Auto-sync timecode, framerate, and resolution
Simon Says automatically reads/preserves timecode/framerate/resolution on import (such as with H264/MOV files)
There’s no point having transcripts if the timecode does not align to the actual audio or video file. This is especially true for teams in media and production.
Simon Says' transcripts support synced timecode to frame-level accuracy.
On import, Simon Says reads start timecode and framerate, such as that in H264 MOV files. If your files are too large, create proxies by transcoding the source files to H264 MOV and preserve the timecode track and framerate.
(Here's the suggested settings for exporting proxies from your video editing software.)
Then import the MOV proxies to Simon Says and the timecode / framerate info will be carry through to the export!
If you need to, you can also manually set timecode and framerate in Simon Says by clicking the clock icon on the toolbar.
(See the bottom of this article on why and how to set resolution.)
Sync timecode: easily set the start timecode and fps in Simon Says.
What is timecode?
Timecode is a reference system for frames in a video and allows you to find exact points, quickly and easily. It allows programs, editors, and teams to all communicate clearly.
The start of file’s timecode often begins where the last recording ended. It is rarely ever 00:00:00:00 (HH:MM:SS:FF).
Synchronized timecode is pivotal in professional video.
For transcripts to align, you need to know two aspects: the start timecode and the framerate. Here’s how to set this in Simon Says:
Set timecode in Simon Says
Option 1: We can do this auto-magically
For some file formats and codecs such as H264 MOV, we automatically read the timecode track in the file when you upload it and this is part of why we recommend uploading your original files. We then set the start timecode and frame rate of the transcript to match. If we were able to read the timecode track, you will see the info inputted in the timecode modal. (The timecode modal can be found by clicking the clock icon on the transcript screen.)
Option 2: You can set it yourself.
If your file doesn’t have a readable timecode track, it is easy to set the info yourself:
a. click the clock icon on the transcript screen.
Click the click icon to show the timecode/frame rate modal.
b. enter the frame rate and the start timecode.
Tinmecode modal: enter the frame rate and the start timecode.
That’s all! You will see the timecode of the rows adjust to match the new timecode.
Once you set the start timecode, you will see the time of all the rows adjust. Note: the first row starts when audio is first heard. If the audio starts 15 seconds into a file, the time of the first row will be 15 seconds after the start timecode.
And when you export the transcript, such as to your editing program or Microsoft Word, the document will have the correct timecode and frame rate.
Microsoft Word document example showing the correct timecode and frame rate.
In the same modal, you can set resolution. Simon Says typically preserves resolution on ingest. If you need to adjust it such that you imported a proxy that is lower resolution than the original video, you can edit it here.

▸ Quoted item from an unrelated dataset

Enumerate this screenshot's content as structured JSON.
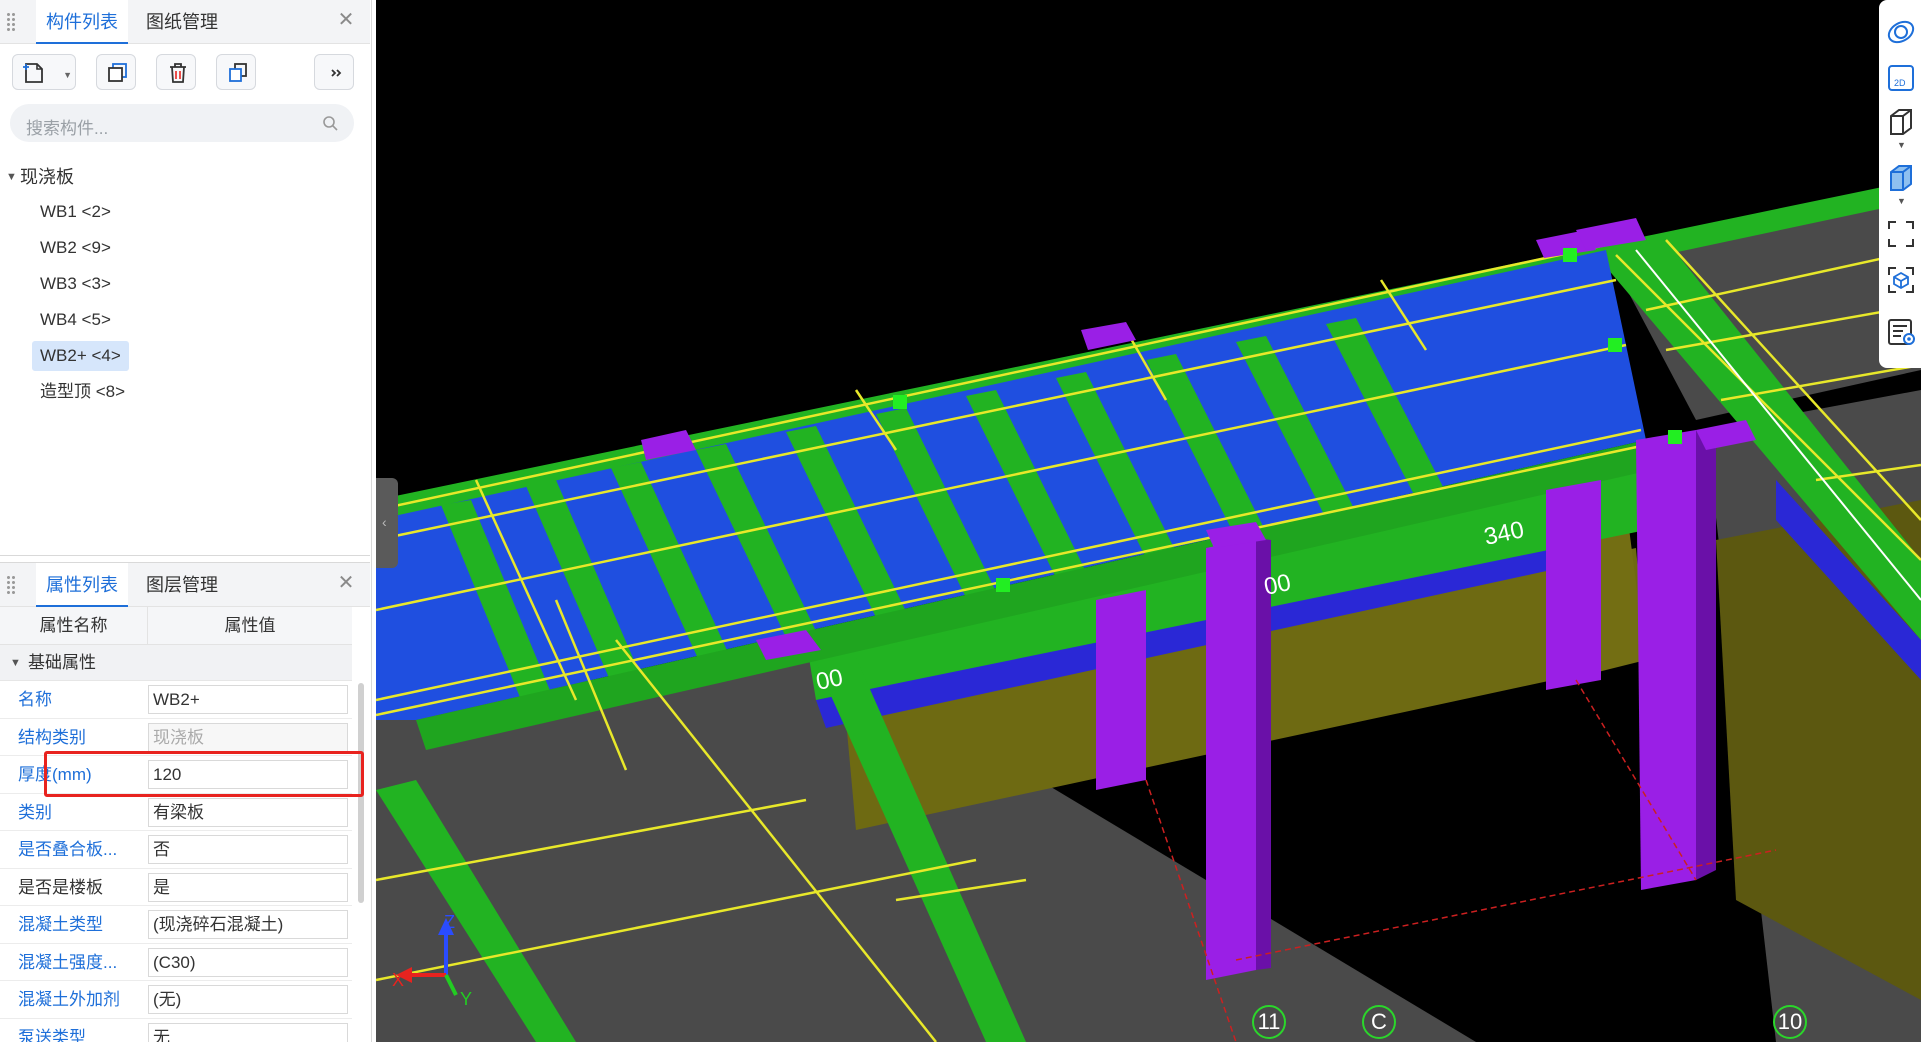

Setting resolution may only be needed if you to export XML for Adobe Premiere Pro or FCPX via the website and you get an error when importing XML into those programs.
Related Help Articles:
Are there file size or length limits when uploading to the website?
How to Translate Your Project
Exporting video proxies from your NLE to preserve timecode/framerate through to transcript export
How to receive video proxies on Simon Says website from the Mac app
How-to: getting started with the FCP X Extension (video)
Simon Says Walk-Through (video)
Steps to install/uninstall our FCP X Extension / MacOS app
Which formats/codecs do you support?